▸ Task objective
Reproduce all entries verbatim, with nothing added or dropped.

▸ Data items
++++

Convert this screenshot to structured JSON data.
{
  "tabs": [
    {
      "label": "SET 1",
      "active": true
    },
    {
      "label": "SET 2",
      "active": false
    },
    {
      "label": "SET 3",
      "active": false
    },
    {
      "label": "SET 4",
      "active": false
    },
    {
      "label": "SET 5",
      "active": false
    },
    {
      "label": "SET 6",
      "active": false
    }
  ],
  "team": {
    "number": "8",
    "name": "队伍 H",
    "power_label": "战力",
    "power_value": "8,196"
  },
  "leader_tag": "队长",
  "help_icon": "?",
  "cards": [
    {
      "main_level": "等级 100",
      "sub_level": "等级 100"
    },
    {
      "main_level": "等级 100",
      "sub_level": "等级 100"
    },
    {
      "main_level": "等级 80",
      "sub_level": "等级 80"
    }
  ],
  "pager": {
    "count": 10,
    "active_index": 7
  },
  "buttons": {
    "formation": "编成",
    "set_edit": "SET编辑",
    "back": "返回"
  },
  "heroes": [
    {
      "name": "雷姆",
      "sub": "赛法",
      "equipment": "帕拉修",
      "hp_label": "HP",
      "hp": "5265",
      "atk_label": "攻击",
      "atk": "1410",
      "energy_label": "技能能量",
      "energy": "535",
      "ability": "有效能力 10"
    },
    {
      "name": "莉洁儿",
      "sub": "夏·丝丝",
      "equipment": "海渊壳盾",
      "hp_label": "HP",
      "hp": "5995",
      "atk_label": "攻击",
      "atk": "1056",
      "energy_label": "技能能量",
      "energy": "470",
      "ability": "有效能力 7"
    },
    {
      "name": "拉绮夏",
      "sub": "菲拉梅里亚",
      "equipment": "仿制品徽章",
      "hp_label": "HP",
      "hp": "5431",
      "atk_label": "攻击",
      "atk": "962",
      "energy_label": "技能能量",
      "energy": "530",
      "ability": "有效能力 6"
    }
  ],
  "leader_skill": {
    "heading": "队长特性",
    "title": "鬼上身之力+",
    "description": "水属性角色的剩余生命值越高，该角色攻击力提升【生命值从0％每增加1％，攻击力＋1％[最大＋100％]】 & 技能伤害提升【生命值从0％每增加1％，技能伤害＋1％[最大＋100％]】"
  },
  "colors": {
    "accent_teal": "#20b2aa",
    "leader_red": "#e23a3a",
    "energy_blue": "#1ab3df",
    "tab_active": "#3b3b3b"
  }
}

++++

▸ Task answer
Convert this screenshot to structured JSON data.
{
  "tabs": [
    {
      "label": "SET 1",
      "active": true
    },
    {
      "label": "SET 2",
      "active": false
    },
    {
      "label": "SET 3",
      "active": false
    },
    {
      "label": "SET 4",
      "active": false
    },
    {
      "label": "SET 5",
      "active": false
    },
    {
      "label": "SET 6",
      "active": false
    }
  ],
  "team": {
    "number": "8",
    "name": "队伍 H",
    "power_label": "战力",
    "power_value": "8,196"
  },
  "leader_tag": "队长",
  "help_icon": "?",
  "cards": [
    {
      "main_level": "等级 100",
      "sub_level": "等级 100"
    },
    {
      "main_level": "等级 100",
      "sub_level": "等级 100"
    },
    {
      "main_level": "等级 80",
      "sub_level": "等级 80"
    }
  ],
  "pager": {
    "count": 10,
    "active_index": 7
  },
  "buttons": {
    "formation": "编成",
    "set_edit": "SET编辑",
    "back": "返回"
  },
  "heroes": [
    {
      "name": "雷姆",
      "sub": "赛法",
      "equipment": "帕拉修",
      "hp_label": "HP",
      "hp": "5265",
      "atk_label": "攻击",
      "atk": "1410",
      "energy_label": "技能能量",
      "energy": "535",
      "ability": "有效能力 10"
    },
    {
      "name": "莉洁儿",
      "sub": "夏·丝丝",
      "equipment": "海渊壳盾",
      "hp_label": "HP",
      "hp": "5995",
      "atk_label": "攻击",
      "atk": "1056",
      "energy_label": "技能能量",
      "energy": "470",
      "ability": "有效能力 7"
    },
    {
      "name": "拉绮夏",
      "sub": "菲拉梅里亚",
      "equipment": "仿制品徽章",
      "hp_label": "HP",
      "hp": "5431",
      "atk_label": "攻击",
      "atk": "962",
      "energy_label": "技能能量",
      "energy": "530",
      "ability": "有效能力 6"
    }
  ],
  "leader_skill": {
    "heading": "队长特性",
    "title": "鬼上身之力+",
    "description": "水属性角色的剩余生命值越高，该角色攻击力提升【生命值从0％每增加1％，攻击力＋1％[最大＋100％]】 & 技能伤害提升【生命值从0％每增加1％，技能伤害＋1％[最大＋100％]】"
  },
  "colors": {
    "accent_teal": "#20b2aa",
    "leader_red": "#e23a3a",
    "energy_blue": "#1ab3df",
    "tab_active": "#3b3b3b"
  }
}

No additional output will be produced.